An Otherwise Hopeless Evening -
Jewel Box Lounge (Kansas City)
"I'd give anything to see it."
Hilton Als, theatre critic for The New Yorker

"A theatrical gem... Something like perfection."
Don Adams, Kansas City Star

A collabration between New York-based director, Travis Chamberlain and Kansas City-based artist Joseph Keehn, An Otherwise Hopeless Evening was staged in an immersive theatrical environment with performers, at times, engaging directly with the audience. The production featured star-turn performances by five actors playing eleven characters across boundaries of age, gender, race, and sexual orientation. The ensemble includes Ray Ettinger, Tom Lancaster, Brad Shaw, Justin Speer, and local living legend De De Deville.

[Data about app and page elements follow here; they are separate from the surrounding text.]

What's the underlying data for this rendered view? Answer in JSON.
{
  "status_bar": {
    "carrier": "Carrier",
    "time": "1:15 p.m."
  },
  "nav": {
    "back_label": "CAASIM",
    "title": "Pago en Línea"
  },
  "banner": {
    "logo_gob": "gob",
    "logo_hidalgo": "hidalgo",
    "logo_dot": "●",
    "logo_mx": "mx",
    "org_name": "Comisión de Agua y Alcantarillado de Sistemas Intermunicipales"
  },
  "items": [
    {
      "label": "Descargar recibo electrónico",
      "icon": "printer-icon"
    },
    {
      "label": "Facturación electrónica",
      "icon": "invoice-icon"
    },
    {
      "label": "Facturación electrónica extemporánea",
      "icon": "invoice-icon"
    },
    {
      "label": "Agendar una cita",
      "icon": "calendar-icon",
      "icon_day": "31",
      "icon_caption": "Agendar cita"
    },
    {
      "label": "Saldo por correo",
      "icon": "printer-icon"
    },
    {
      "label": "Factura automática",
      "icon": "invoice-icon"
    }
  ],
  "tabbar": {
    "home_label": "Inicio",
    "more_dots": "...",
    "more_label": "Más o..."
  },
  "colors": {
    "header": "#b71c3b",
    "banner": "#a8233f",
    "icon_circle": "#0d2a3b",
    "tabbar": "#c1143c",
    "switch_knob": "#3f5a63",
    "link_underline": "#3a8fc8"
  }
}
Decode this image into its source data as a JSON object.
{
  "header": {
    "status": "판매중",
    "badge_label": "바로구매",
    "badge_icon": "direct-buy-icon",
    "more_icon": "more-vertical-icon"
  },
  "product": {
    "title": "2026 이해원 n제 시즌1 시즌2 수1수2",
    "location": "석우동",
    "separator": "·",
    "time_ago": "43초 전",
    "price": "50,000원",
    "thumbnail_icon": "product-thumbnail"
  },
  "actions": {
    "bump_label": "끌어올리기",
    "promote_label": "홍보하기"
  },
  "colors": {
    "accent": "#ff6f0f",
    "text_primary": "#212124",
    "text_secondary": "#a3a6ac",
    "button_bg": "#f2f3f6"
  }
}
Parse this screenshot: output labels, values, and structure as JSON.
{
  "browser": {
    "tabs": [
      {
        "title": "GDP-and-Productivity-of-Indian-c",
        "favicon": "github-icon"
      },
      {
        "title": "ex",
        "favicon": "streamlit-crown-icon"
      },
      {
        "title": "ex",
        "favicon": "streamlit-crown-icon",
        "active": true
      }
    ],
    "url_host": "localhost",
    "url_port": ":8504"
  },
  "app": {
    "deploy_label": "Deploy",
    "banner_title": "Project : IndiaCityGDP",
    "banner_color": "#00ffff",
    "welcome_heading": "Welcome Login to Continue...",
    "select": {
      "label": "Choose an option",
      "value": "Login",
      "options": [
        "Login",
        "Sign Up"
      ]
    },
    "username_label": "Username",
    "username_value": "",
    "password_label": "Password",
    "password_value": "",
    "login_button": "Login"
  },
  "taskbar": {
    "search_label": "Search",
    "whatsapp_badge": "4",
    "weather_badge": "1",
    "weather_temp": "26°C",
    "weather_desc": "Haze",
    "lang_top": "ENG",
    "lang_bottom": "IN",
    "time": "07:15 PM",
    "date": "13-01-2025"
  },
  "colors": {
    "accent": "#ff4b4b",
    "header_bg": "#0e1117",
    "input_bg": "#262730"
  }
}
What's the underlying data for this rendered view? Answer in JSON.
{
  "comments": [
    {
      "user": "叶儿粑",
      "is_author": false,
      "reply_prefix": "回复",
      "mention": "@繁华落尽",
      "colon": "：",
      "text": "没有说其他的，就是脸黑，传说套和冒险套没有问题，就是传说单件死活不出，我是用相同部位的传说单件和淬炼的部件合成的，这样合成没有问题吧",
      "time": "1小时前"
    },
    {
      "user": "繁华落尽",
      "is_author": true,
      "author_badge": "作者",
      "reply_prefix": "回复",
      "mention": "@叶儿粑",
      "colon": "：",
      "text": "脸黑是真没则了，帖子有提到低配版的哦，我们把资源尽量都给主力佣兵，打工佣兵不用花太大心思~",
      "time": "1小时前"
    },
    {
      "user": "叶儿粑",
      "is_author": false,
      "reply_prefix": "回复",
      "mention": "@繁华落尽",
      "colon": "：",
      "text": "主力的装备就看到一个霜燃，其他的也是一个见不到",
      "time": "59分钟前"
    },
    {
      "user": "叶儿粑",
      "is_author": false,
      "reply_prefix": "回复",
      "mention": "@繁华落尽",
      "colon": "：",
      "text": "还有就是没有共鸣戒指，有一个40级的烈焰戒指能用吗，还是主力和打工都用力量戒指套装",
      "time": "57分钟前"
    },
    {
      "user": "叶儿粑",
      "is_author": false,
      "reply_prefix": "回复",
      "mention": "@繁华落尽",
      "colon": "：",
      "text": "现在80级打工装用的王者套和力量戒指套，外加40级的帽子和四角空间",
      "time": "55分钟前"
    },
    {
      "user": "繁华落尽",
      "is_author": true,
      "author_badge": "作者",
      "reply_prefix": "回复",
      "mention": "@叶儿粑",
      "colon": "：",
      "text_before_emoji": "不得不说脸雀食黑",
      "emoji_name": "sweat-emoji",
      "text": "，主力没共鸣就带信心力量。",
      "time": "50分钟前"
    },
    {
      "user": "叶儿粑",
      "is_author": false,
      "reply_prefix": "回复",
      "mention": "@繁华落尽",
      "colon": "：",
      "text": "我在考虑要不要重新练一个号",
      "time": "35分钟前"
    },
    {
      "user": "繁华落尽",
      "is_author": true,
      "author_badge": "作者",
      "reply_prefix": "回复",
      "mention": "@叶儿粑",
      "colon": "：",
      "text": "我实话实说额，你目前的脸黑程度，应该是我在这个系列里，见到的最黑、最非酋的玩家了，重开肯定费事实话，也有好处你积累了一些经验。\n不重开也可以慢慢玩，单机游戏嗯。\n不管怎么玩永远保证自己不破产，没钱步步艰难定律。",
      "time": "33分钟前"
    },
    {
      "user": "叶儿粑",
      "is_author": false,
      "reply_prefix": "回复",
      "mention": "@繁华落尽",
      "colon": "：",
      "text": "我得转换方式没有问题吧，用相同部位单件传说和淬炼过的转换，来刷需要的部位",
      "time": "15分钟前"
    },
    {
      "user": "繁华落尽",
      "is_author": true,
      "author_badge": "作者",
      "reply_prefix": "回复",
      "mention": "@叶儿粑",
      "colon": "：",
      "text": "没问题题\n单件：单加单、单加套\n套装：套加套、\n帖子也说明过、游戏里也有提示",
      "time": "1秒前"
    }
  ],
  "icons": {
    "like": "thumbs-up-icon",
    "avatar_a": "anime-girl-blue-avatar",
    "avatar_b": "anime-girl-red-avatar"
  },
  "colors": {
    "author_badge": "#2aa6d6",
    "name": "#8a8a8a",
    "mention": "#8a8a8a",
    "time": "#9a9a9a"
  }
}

The world-premiere anthology includes two unpublished works (The Killing and The Love Death) and two rarely produced works that were published towards the end of Inge’s life (The Boy in the Basement and The Tiny Closet). At times campy and unhinged, other times melodramatic and deathly serious, these works reveal Inge’s struggle to reconcile his sexuality with his conservative Midwestern upbringing. By deconstructing the aesthetics of drag and female impersonation, performers shift rapidly between characters, settings, and time periods. At one moment an actor plays a nosy landlady in an absurdist comedy about privacy at the height of the McCarthy era (The Tiny Closet)...and the next transforms into a handsome gay hustler in a psychological thriller where suicide is intermingled with seduction (The Killing)! De De Deville also appears in “boy drag” for the first time in 18 years, portraying a closeted mortician in a play that has been credited as the inspiration for the hit TV show Six Feet Under (The Boy in the Basement). Your host for the evening is the character of Byron Todd (The Love Death) played intermittently throughout the night by every member of the ensemble.

Underscored with melodramatic abandon on a parlor organ played by André du Broc, An Otherwise Hopeless Evening of Very Gay and Extremely Grim Short Plays by William Inge offers audiences a fierce overdose of farce, thrills, melodrama, and unflinching satire!

An exhibition of original and site-responsive works, arranged alongside curated artifacts on loan from the Gay and Lesbian Archive of Mid-America (GLAMA) are on view for each performance. Works includes: portraits of Jewel Box Lounge performers as hair dye drawings of their wigs embellished on wood panels; monoprints of jockstraps (collected from the Kansas City LGBTQ community) on wallpaper samples; and a series of ink wash drawings and still life photographs of objects culled from GLAMA’s collection. Grounded in performance and queer culture, Keehn’s time-intensive use of craft techniques--such as carpentry, knitting, needlepoint, and quilting--is durational, meticulous, and riddled with dichotomies: craft/fine art, feminine/masculine, traditional/non-traditional. Ultimately, the body of work presented here reveals the subtle differences between gay and straight worlds, which are constantly in flux (and have been since before such concepts even existed).

Support for this project provided by    
Friends ($250) David Hughes, Kathleen Kunkler, Crystal Foote and Mistie Parker, Tobias Leuthardt, Missie B’s, and Steve Reed.  
Patron ($500) Christopher Leitch and Stuart Hinds in support of GLAMA and The West Plaza Tomato Company
Partner ($1,000 +) Bistro 303 
Special Thanks! Cathryn Simmons and Lori Buntin, Paul Messner Puppets, Charlotte Street Foundation for rehearsal spaces and Brad Trevor Hoffman and Brittney Lewis for allowing us to takeover their home for the month of February. A loving thank you to Jody Evans and Frank Lord for the endless hours of supporting their partners in realizing the project.
The Orange Party (Fort Hays)
​Under construction
Make Do - Stiefel Theatre (Salina, KS)
​Under construction